Task statement: Print out the data exactly, keeping every image out of it.
Supplied records START
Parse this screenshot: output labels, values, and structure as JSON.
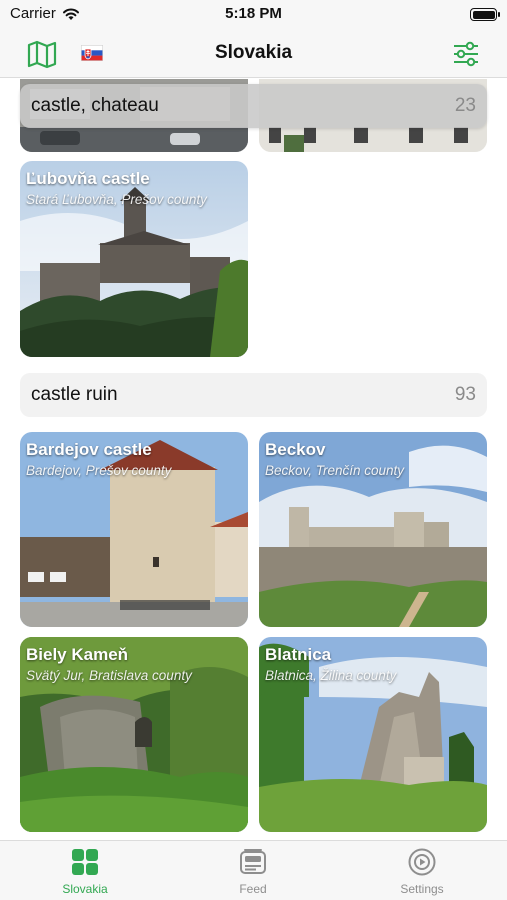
{
  "status_bar": {
    "carrier": "Carrier",
    "time": "5:18 PM"
  },
  "nav": {
    "title": "Slovakia"
  },
  "sections": [
    {
      "label": "castle, chateau",
      "count": "23"
    },
    {
      "label": "castle ruin",
      "count": "93"
    }
  ],
  "cards": [
    {
      "title": "Ľubovňa castle",
      "subtitle": "Stará Ľubovňa, Prešov county"
    },
    {
      "title": "Bardejov castle",
      "subtitle": "Bardejov, Prešov county"
    },
    {
      "title": "Beckov",
      "subtitle": "Beckov, Trenčín county"
    },
    {
      "title": "Biely Kameň",
      "subtitle": "Svätý Jur, Bratislava county"
    },
    {
      "title": "Blatnica",
      "subtitle": "Blatnica, Žilina county"
    }
  ],
  "tabs": [
    {
      "label": "Slovakia",
      "icon": "grid-icon",
      "active": true
    },
    {
      "label": "Feed",
      "icon": "feed-icon",
      "active": false
    },
    {
      "label": "Settings",
      "icon": "settings-icon",
      "active": false
    }
  ],
  "colors": {
    "accent": "#32a852",
    "tab_inactive": "#8e8e8e",
    "header_bg": "#f2f2f2"
  }
}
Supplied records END
Result of this exercise:
Parse this screenshot: output labels, values, and structure as JSON.
{
  "status_bar": {
    "carrier": "Carrier",
    "time": "5:18 PM"
  },
  "nav": {
    "title": "Slovakia"
  },
  "sections": [
    {
      "label": "castle, chateau",
      "count": "23"
    },
    {
      "label": "castle ruin",
      "count": "93"
    }
  ],
  "cards": [
    {
      "title": "Ľubovňa castle",
      "subtitle": "Stará Ľubovňa, Prešov county"
    },
    {
      "title": "Bardejov castle",
      "subtitle": "Bardejov, Prešov county"
    },
    {
      "title": "Beckov",
      "subtitle": "Beckov, Trenčín county"
    },
    {
      "title": "Biely Kameň",
      "subtitle": "Svätý Jur, Bratislava county"
    },
    {
      "title": "Blatnica",
      "subtitle": "Blatnica, Žilina county"
    }
  ],
  "tabs": [
    {
      "label": "Slovakia",
      "icon": "grid-icon",
      "active": true
    },
    {
      "label": "Feed",
      "icon": "feed-icon",
      "active": false
    },
    {
      "label": "Settings",
      "icon": "settings-icon",
      "active": false
    }
  ],
  "colors": {
    "accent": "#32a852",
    "tab_inactive": "#8e8e8e",
    "header_bg": "#f2f2f2"
  }
}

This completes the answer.